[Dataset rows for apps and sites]
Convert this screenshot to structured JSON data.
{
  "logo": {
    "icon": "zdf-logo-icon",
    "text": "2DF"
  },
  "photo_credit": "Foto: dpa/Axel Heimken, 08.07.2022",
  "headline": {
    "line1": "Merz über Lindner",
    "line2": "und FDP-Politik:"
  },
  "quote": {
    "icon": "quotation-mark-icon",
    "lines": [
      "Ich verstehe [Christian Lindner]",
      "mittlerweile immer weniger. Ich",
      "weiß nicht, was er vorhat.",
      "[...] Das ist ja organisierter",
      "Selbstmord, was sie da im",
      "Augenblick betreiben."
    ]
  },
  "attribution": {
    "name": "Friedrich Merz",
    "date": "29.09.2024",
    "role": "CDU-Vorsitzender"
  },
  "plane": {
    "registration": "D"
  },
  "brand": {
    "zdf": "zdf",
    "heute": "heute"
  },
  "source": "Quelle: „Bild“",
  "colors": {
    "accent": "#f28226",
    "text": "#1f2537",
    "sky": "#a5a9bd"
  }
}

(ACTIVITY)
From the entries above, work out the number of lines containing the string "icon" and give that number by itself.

(SOLVED PROBLEM)
2